Mattituck took leads of 1-0 and 2-1 before Mount Sinai pulled ahead, 3-2, in the fourth when Will Rodgers scored on a wild pitch and Valenti’s sacrifice fly scored Dylan DiCesare.

Mount Sinai added an insurance run in the fifth, with Matt Galli coming home on a wild pitch.

Shortly after that, Fox (2-1), a senior who entered the game with a 1.55 ERA, was removed, having thrown his 100th pitch.

Mowdy made it 1-0 in the first. A full-pitch walk, stolen base and two wild pitches brought him home.

Matthew Carrera evened the score with run from a wild pitch in the second before Mattituck pulled ahead again in the bottom half of the inning on singles by Grathwohl and Evers.

“The strikeouts, we have to limit them; limit errors, mental errors, especially, and limit walks,” Mowdy said. “If we don’t walk people, we win.”

Reichenbach, a former pitcher who was drafted by the Mets in 1991 and played four years for the organization, acknowledged the strange situation of winning a game without the benefit of a hit. “I used to like throwing [no-hitters], not getting them thrown against us,” he said.

Near the other dugout, O’Sullivan said: “It’s definitely a weird feeling. It’s something I’ve never seen.”

Berman seemed conflicted over having played a role in a no-hitter, yet ending up on the losing side, nonetheless. He said he was happy about the no-hitter, “but it’s kind of like a backwards compliment, not getting the win with it.”
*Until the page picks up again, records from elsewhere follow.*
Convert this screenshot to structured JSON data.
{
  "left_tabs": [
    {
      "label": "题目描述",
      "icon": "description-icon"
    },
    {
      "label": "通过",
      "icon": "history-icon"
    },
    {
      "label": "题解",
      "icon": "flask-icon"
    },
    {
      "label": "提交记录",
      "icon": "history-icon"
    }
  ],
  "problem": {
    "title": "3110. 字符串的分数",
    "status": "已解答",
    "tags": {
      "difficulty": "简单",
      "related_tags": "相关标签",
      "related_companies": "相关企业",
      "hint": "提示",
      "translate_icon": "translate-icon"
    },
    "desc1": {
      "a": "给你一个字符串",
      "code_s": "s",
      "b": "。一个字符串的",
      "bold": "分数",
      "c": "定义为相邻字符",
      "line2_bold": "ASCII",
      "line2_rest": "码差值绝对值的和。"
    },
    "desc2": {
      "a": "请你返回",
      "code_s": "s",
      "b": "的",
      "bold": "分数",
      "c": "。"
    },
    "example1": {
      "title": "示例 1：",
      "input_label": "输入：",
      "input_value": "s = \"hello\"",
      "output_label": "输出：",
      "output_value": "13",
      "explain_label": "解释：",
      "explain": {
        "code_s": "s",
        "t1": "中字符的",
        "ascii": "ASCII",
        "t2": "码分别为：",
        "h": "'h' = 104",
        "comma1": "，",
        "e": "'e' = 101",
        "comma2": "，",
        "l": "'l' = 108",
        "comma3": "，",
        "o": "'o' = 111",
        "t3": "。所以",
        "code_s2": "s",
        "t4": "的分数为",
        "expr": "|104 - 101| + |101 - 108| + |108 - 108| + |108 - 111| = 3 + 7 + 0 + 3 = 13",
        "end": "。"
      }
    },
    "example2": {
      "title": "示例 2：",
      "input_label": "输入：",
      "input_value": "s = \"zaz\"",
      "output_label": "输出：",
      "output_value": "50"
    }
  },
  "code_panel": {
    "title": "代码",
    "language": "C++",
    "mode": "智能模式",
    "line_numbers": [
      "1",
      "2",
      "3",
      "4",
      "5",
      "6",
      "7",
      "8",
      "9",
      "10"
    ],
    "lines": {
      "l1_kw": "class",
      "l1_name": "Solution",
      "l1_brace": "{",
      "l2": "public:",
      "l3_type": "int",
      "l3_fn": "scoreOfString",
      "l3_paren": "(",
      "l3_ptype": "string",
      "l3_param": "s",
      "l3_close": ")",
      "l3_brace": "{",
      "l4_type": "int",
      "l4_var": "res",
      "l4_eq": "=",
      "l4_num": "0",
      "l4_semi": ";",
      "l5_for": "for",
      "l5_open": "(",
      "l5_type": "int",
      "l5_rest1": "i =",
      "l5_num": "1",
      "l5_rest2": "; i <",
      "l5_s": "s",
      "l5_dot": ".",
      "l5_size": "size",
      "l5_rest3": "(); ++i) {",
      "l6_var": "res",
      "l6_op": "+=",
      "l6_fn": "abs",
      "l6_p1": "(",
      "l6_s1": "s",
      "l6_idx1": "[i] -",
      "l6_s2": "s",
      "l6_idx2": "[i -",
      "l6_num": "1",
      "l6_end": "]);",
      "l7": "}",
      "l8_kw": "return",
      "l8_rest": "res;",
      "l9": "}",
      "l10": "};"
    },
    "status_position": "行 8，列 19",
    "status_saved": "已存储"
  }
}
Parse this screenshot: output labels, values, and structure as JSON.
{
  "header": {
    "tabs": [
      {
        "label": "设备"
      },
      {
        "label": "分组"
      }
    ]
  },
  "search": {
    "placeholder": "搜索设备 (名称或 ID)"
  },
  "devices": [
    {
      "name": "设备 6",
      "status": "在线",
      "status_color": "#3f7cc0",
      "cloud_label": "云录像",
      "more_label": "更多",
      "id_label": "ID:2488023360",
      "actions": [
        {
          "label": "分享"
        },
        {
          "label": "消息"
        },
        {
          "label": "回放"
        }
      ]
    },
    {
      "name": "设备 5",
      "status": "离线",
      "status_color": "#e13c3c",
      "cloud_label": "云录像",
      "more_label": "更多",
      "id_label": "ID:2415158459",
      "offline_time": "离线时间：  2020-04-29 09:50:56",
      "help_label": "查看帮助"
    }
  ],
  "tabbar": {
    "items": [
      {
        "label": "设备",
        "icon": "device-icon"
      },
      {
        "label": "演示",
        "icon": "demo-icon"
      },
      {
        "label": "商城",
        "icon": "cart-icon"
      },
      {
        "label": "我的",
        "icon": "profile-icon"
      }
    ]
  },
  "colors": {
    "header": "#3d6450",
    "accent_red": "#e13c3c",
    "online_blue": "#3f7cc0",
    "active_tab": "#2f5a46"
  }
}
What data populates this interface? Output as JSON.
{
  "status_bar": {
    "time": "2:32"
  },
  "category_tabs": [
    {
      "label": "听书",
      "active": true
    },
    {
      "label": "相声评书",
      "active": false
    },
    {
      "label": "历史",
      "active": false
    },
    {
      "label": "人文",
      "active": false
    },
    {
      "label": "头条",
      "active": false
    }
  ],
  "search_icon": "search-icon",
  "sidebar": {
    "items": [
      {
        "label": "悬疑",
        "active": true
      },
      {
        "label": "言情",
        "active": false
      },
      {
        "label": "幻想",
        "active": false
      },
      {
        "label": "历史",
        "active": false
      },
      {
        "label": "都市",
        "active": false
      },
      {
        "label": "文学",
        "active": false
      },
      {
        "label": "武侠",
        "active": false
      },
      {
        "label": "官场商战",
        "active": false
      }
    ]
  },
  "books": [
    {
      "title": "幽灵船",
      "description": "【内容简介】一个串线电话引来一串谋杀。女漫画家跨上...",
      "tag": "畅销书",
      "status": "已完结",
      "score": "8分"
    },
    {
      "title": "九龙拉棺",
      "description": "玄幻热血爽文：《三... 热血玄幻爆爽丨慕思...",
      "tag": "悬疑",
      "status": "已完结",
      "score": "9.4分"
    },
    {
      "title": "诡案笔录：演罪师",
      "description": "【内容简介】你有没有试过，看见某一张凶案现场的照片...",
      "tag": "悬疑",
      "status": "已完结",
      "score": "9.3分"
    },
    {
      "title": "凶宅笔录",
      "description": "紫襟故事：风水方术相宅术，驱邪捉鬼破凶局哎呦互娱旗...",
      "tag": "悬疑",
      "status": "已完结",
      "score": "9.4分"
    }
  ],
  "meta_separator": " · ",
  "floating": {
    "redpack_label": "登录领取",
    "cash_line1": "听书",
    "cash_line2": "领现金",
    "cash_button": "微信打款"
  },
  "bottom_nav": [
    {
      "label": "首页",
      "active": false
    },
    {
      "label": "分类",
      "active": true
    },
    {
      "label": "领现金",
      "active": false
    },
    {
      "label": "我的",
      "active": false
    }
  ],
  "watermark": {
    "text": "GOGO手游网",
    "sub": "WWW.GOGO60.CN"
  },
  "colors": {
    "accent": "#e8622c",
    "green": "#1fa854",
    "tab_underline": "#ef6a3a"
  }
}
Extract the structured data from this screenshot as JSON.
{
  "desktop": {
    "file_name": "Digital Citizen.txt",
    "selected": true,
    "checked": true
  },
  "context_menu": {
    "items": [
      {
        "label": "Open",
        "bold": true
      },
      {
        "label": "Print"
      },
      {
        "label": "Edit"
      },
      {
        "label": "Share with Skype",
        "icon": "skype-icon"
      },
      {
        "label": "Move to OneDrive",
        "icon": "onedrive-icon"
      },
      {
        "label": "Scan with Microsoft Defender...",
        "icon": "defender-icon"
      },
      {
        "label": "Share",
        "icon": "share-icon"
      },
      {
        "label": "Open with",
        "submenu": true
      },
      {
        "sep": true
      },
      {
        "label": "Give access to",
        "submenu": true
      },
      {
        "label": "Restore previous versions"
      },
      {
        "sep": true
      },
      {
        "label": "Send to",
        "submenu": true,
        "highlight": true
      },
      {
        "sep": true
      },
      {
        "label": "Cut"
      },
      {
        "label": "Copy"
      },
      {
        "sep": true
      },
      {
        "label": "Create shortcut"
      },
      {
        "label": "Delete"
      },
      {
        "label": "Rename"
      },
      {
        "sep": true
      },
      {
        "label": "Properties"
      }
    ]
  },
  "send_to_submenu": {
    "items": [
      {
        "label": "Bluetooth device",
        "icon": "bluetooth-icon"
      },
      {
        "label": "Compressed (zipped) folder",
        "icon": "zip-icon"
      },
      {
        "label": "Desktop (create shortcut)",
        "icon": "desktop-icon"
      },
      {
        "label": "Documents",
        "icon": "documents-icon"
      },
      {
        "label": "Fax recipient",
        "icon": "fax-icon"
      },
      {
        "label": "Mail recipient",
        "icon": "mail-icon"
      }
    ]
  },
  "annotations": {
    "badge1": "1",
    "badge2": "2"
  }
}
Reflecting on baseball’s oddities, he said, “Anything can happen.”